In a recent post, I talked about the growing “demonization” of wealth and success in America – about how the mainstream view of political economics is drifting rapidly toward the far left. Brad S, a reader, wrote to ask me, “How would you think the change of opinion from ‘demonization’ to ‘truth’ would occur? Or could it in our current society?”
It’s a good question. A good topic for a philosophical discussion. And were we to have it, I might say that I think widespread views like these tend to move in cycles.
The Never-ending Debate – on Everything – Between Contrarians and Mainstream Thinkers
There are always people working to refute popular assumptions about important topics, whatever they may be. These people are writers and students and teachers and others that are, by nature, contrarian. They have the instinct to distrust conventional ideas, and spend what philosophical time they can trying to contradict the conventional with ideas of their own, ideas that are often polar opposites of accepted beliefs.

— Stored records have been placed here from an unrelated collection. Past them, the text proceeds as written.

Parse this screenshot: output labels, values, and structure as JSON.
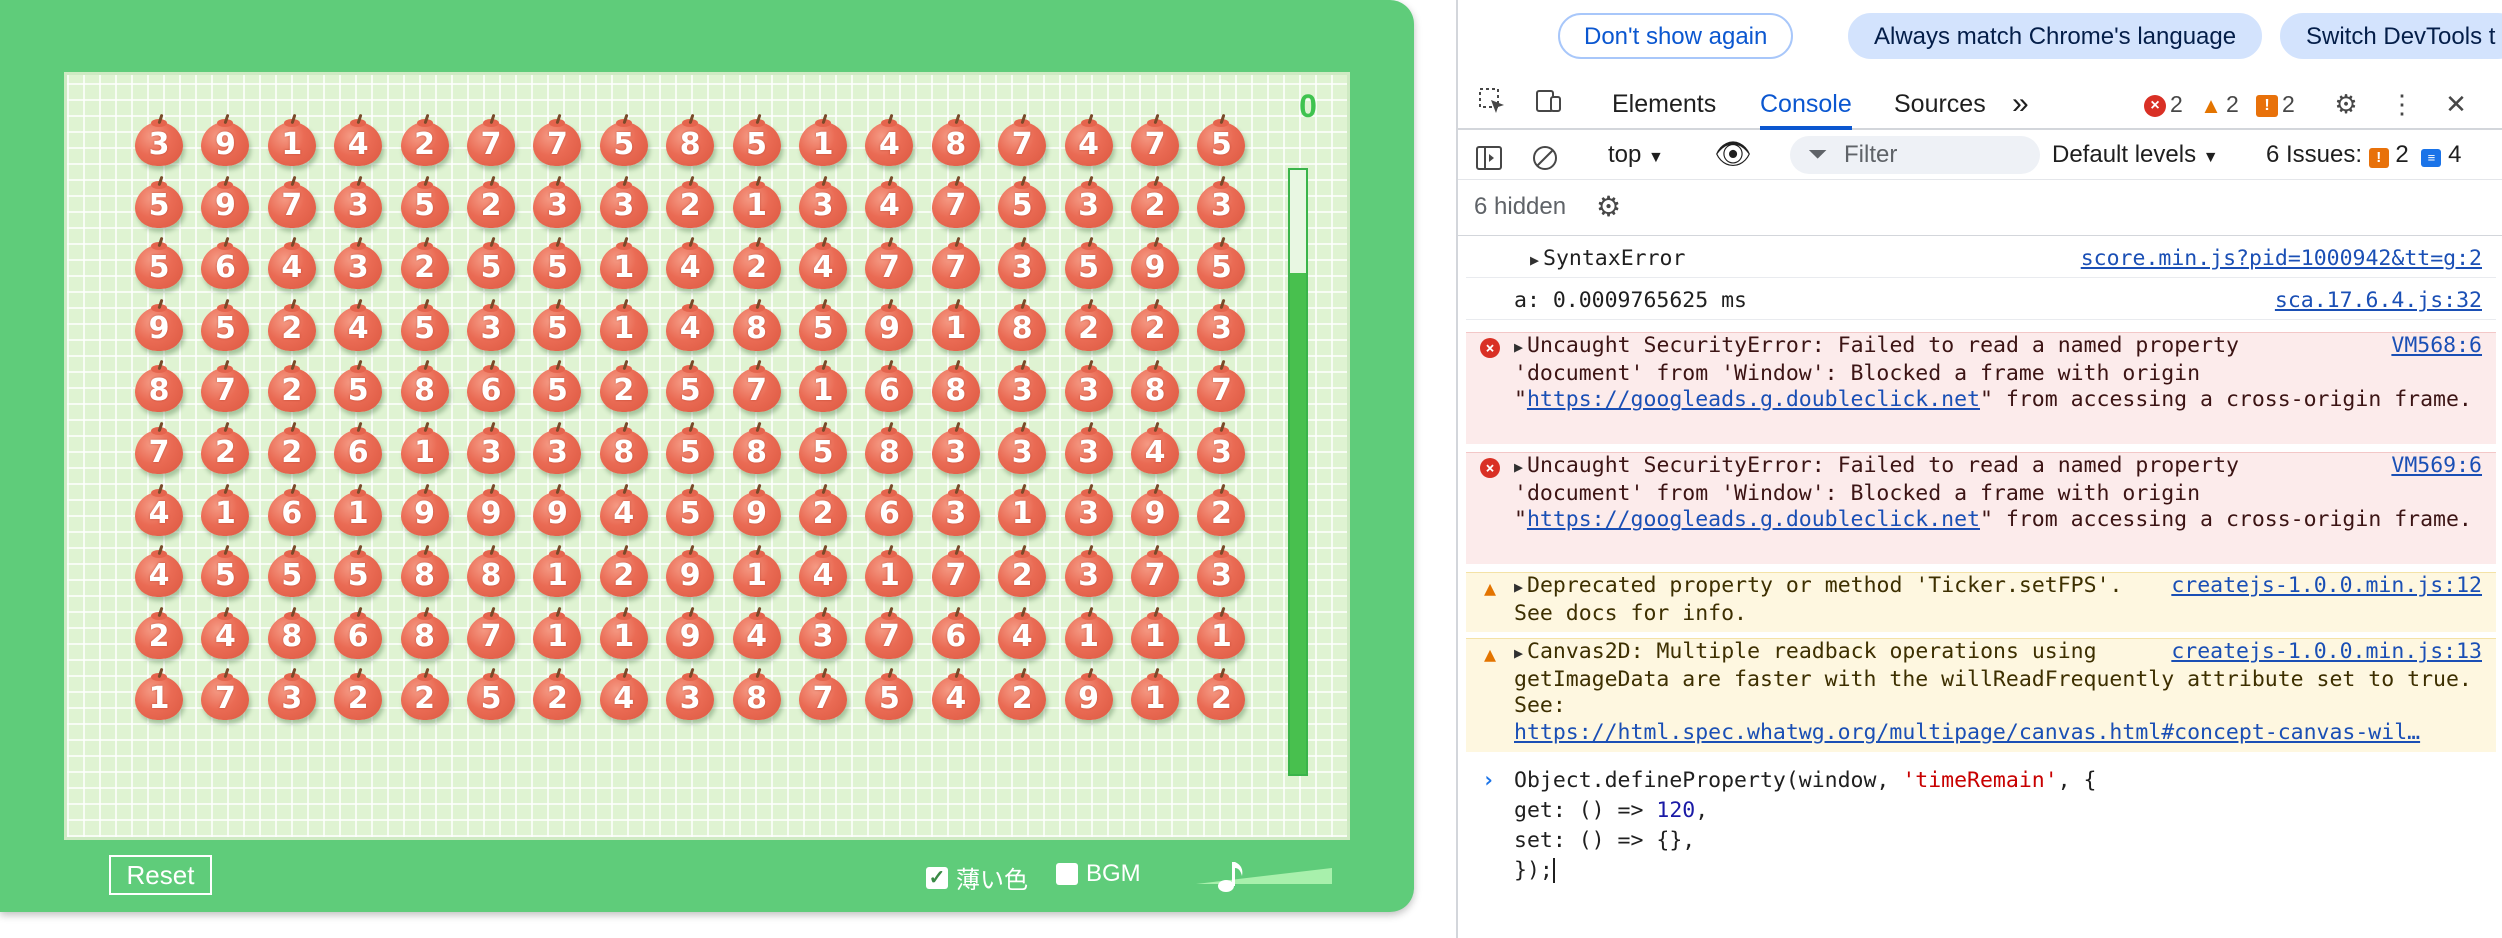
{
  "game": {
    "score": "0",
    "timer_fraction": 0.83,
    "reset_label": "Reset",
    "light_color_label": "薄い色",
    "light_color_checked": true,
    "bgm_label": "BGM",
    "bgm_checked": false,
    "volume_icon": "music-note-icon",
    "grid": [
      [
        3,
        9,
        1,
        4,
        2,
        7,
        7,
        5,
        8,
        5,
        1,
        4,
        8,
        7,
        4,
        7,
        5
      ],
      [
        5,
        9,
        7,
        3,
        5,
        2,
        3,
        3,
        2,
        1,
        3,
        4,
        7,
        5,
        3,
        2,
        3
      ],
      [
        5,
        6,
        4,
        3,
        2,
        5,
        5,
        1,
        4,
        2,
        4,
        7,
        7,
        3,
        5,
        9,
        5
      ],
      [
        9,
        5,
        2,
        4,
        5,
        3,
        5,
        1,
        4,
        8,
        5,
        9,
        1,
        8,
        2,
        2,
        3
      ],
      [
        8,
        7,
        2,
        5,
        8,
        6,
        5,
        2,
        5,
        7,
        1,
        6,
        8,
        3,
        3,
        8,
        7
      ],
      [
        7,
        2,
        2,
        6,
        1,
        3,
        3,
        8,
        5,
        8,
        5,
        8,
        3,
        3,
        3,
        4,
        3
      ],
      [
        4,
        1,
        6,
        1,
        9,
        9,
        9,
        4,
        5,
        9,
        2,
        6,
        3,
        1,
        3,
        9,
        2
      ],
      [
        4,
        5,
        5,
        5,
        8,
        8,
        1,
        2,
        9,
        1,
        4,
        1,
        7,
        2,
        3,
        7,
        3
      ],
      [
        2,
        4,
        8,
        6,
        8,
        7,
        1,
        1,
        9,
        4,
        3,
        7,
        6,
        4,
        1,
        1,
        1
      ],
      [
        1,
        7,
        3,
        2,
        2,
        5,
        2,
        4,
        3,
        8,
        7,
        5,
        4,
        2,
        9,
        1,
        2
      ]
    ]
  },
  "devtools": {
    "infobar": {
      "dont_show": "Don't show again",
      "match_language": "Always match Chrome's language",
      "switch": "Switch DevTools t"
    },
    "tabs": {
      "elements": "Elements",
      "console": "Console",
      "sources": "Sources",
      "more": "»"
    },
    "counts": {
      "errors": "2",
      "warnings": "2",
      "issues": "2"
    },
    "toolbar": {
      "context": "top",
      "filter_placeholder": "Filter",
      "levels": "Default levels",
      "issues_label": "6 Issues:",
      "issues_warn": "2",
      "issues_info": "4",
      "hidden": "6 hidden"
    },
    "messages": [
      {
        "type": "plain",
        "text": "SyntaxError",
        "source": "score.min.js?pid=1000942&tt=g:2"
      },
      {
        "type": "plain",
        "text": "a: 0.0009765625 ms",
        "source": "sca.17.6.4.js:32"
      },
      {
        "type": "error",
        "text1": "Uncaught SecurityError: Failed to read a named property 'document' from 'Window': Blocked a frame with origin \"",
        "link": "https://googleads.g.doubleclick.net",
        "text2": "\" from accessing a cross-origin frame.",
        "source": "VM568:6"
      },
      {
        "type": "error",
        "text1": "Uncaught SecurityError: Failed to read a named property 'document' from 'Window': Blocked a frame with origin \"",
        "link": "https://googleads.g.doubleclick.net",
        "text2": "\" from accessing a cross-origin frame.",
        "source": "VM569:6"
      },
      {
        "type": "warning",
        "text1": "Deprecated property or method 'Ticker.setFPS'. See docs for info.",
        "source": "createjs-1.0.0.min.js:12"
      },
      {
        "type": "warning",
        "text1": "Canvas2D: Multiple readback operations using getImageData are faster with the willReadFrequently attribute set to true. See: ",
        "link": "https://html.spec.whatwg.org/multipage/canvas.html#concept-canvas-wil…",
        "source": "createjs-1.0.0.min.js:13"
      }
    ],
    "input_lines": [
      "Object.defineProperty(window, 'timeRemain', {",
      "get: () => 120,",
      "set: () => {},",
      "});"
    ]
  }
}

This happens on both sides of any belief system. When a Communist regime is in power, contrarians promote free markets and Capitalism. In an economy that is largely free, contrarians promote Socialism.
The same is true for all the important social and political ideas – including hierarchy vs. equality, individual freedom vs. government authority, even war vs. peace.
But we are talking now about people that are genuinely engaged by ideas. Most people aren’t seriously interested in ideas at all. Most people treat ideas like clothing. They pick those that correspond to their aesthetic preferences and are appropriate for their budgets. And they stick with them until their stylistic preferences and/or their budgets change.
Which is to say that most people don’t think at all. To put it in different words, most people are content with mimicking ideas that make them feel comfortable or justify their lifestyle and behavior. Most disagreements about politics, health, immigration, and religion fall into this category.
I enjoy a philosophical debate as much as anyone. But if a friend or colleague voices an idea that sounds like a well-cut suit, I shy away.
Sometimes I feel like this is not right. I wonder if I shouldn’t argue the topic anyway – that I shouldn’t dismiss the possibility of a mutually rewarding conversation. Is it my duty to point out where the sleeves are short or the hat doesn’t fit or where the threads are going bare?
And then I tell myself, “No. Don’t bother.”
I will shirk this individual responsibility and trust that there are plenty of contrarians out there that will do the work. That in these discussions of major social, economic, and political issues, there will always a proportion of mainstream thinkers and contrarians, of group-thinkers and individualists. And that although the number of mainstream and group-thinkers will always greatly outnumber the number of contrarians and individualists, the energy of the latter will always rise to the occasion and tilt the conversation towards some sensible truth. At least until the contrarian view is the dominant view. And then the cycle will resume.
I spend most of my time thinking not about how to change the world but how to change myself within the world. I like to think of myself as an individualist and a contrarian, but most of all as a pragmatist. The opposite of a pragmatist is an idealist. And an idealist in action is a zealot. As Joseph Conrad said, “Instead of clearing his own heart, the zealot tries to clear the world.”